Studies demonstrate that dietary interventions can reduce tumor incidence and potentiate the effectiveness of chemo- and radiotherapy in different tumor models, highlighting dietary manipulation as a possible adjunct to standard cancer therapies. Among the many diet regimens that have been assessed, caloric restriction (CR) and fasting are the methods under intense investigation in oncology. CR is defined as a chronic reduction in the daily caloric intake by 20-40% without the incurrence of malnutrition and with the maintenance of meal frequency. In contrast, fasting is characterized by the complete deprivation of food but not water, with intervening periods of normal food intake.

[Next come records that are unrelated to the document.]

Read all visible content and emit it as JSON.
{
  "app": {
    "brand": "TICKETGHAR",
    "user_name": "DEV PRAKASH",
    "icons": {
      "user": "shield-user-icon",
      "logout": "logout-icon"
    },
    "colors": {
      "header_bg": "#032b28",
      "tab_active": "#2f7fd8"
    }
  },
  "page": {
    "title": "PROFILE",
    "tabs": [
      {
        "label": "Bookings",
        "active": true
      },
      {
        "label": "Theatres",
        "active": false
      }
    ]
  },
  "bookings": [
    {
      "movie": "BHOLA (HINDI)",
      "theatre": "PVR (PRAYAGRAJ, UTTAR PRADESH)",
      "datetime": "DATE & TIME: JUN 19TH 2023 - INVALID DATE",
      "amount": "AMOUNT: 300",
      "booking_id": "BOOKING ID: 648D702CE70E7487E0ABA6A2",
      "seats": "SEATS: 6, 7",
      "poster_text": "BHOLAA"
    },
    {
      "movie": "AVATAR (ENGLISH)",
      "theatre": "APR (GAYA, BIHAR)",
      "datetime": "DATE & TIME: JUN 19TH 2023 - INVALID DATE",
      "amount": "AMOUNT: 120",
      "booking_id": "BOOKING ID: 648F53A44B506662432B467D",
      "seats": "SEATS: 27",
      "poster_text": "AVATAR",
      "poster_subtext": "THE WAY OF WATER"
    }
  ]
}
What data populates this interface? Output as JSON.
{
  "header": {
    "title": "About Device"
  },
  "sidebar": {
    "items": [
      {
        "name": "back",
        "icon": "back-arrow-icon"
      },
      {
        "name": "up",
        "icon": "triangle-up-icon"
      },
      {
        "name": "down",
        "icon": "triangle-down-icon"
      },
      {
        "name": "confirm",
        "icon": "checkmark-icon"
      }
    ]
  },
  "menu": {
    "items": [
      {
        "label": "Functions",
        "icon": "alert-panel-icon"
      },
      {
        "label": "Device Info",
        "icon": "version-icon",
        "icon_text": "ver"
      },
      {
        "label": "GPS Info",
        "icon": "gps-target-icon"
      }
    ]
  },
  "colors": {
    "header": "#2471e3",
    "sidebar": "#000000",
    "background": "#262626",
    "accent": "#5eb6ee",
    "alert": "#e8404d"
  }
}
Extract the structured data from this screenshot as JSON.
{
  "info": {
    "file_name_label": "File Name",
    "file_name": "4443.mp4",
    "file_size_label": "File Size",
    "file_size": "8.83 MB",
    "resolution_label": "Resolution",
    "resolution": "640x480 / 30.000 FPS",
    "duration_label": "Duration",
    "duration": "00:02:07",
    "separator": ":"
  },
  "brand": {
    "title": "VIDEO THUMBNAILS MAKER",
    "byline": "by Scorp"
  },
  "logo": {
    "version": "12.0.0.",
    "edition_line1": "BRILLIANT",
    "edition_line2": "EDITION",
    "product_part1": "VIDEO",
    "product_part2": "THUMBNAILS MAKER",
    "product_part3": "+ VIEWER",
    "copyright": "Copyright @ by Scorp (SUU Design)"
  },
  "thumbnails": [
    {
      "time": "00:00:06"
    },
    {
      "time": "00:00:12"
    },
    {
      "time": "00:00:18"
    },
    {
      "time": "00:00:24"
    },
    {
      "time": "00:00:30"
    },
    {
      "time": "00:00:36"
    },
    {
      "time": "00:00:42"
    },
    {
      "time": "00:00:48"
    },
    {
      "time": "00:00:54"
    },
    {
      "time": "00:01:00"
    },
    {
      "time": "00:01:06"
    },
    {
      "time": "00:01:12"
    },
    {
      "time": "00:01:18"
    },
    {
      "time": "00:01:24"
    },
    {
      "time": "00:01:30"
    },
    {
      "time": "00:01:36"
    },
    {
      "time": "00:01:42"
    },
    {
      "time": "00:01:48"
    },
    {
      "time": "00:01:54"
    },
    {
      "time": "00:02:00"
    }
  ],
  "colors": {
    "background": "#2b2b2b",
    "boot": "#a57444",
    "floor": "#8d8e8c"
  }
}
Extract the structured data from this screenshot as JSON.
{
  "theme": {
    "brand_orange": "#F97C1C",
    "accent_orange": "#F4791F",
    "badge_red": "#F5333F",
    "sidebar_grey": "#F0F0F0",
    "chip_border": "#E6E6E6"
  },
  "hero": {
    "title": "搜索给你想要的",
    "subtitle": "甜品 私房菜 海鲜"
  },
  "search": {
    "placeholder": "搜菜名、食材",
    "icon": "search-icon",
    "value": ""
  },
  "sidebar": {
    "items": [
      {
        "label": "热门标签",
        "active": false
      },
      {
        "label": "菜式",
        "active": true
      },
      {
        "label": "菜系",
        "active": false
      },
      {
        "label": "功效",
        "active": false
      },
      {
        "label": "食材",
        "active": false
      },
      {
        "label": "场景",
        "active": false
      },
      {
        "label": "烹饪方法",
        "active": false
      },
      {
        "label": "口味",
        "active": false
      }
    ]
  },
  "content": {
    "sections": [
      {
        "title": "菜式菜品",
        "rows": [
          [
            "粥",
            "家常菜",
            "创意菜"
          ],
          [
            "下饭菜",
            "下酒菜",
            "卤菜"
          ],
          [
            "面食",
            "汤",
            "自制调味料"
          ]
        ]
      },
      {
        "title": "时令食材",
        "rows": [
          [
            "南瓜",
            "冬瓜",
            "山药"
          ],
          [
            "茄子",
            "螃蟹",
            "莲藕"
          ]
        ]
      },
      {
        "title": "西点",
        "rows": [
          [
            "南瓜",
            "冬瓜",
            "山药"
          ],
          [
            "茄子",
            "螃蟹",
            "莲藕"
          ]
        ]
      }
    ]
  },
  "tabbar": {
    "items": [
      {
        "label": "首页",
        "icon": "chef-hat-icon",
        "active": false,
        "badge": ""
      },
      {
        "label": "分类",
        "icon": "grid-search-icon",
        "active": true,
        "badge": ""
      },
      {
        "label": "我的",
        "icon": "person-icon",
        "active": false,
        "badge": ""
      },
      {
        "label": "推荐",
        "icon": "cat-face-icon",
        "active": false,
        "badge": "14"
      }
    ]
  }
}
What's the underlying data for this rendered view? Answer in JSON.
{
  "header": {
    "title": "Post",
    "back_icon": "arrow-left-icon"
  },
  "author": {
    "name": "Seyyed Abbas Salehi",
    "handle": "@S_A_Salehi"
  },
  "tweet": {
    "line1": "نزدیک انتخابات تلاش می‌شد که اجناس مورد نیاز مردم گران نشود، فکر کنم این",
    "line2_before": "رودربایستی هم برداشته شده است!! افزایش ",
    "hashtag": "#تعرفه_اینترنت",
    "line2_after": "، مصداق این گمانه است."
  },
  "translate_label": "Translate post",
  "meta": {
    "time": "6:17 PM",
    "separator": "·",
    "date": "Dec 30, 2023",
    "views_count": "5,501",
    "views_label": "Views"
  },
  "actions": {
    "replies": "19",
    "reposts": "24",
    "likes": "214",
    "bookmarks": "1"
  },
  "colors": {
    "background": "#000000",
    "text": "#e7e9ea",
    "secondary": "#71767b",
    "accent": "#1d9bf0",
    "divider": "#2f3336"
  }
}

Based on the duration, fasting can be classified as –
(i) intermittent fasting (IF—e.g., alternate day fasting (≥16 hours) or 48 hours of fasting/week) or
(ii) periodic fasting (PF—e.g., a minimum of 3 days of fasting every 2 or more weeks).
Every stride in translational medicine helps in advancing our understanding of cancer and subsequently, the management of this malady. However, when a person of Sadhguru’s respected stature talks about fiction based on Yogic culture, we tend to degrade our Yogic culture and deprive the credibility of our repute.
However, as stated earlier, there is a mixed bag of information on dietary restriction and cancer prevention or treatment.
There is a perfect need for interpreting a way of life (Sanatan Dharma and its various plural forms of ideologies for a living). I accept and understand that ancient Vedic science stood on significantly advanced scientific thinking, however, our times are different and we should rely on the current body of knowledge and refine our thinking of ancient yogic culture.
Note: I believe in providing direct feedback. I made an attempt to reach Sadhguru’s office at Coimbatore. No one answered. Possibly, I will make a few more attempts.
Effect of short term fasting on cancer treatment https://www.ncbi.nlm.nih.gov/pmc/articles/PMC6530042/
Autophagy and intermittent fasting: the connection for cancer therapy? https://www.ncbi.nlm.nih.gov/pmc/articles/PMC6257056/
Nicotine: Carcinogenicity and Effects on Response to Cancer Treatment – A Review (2015)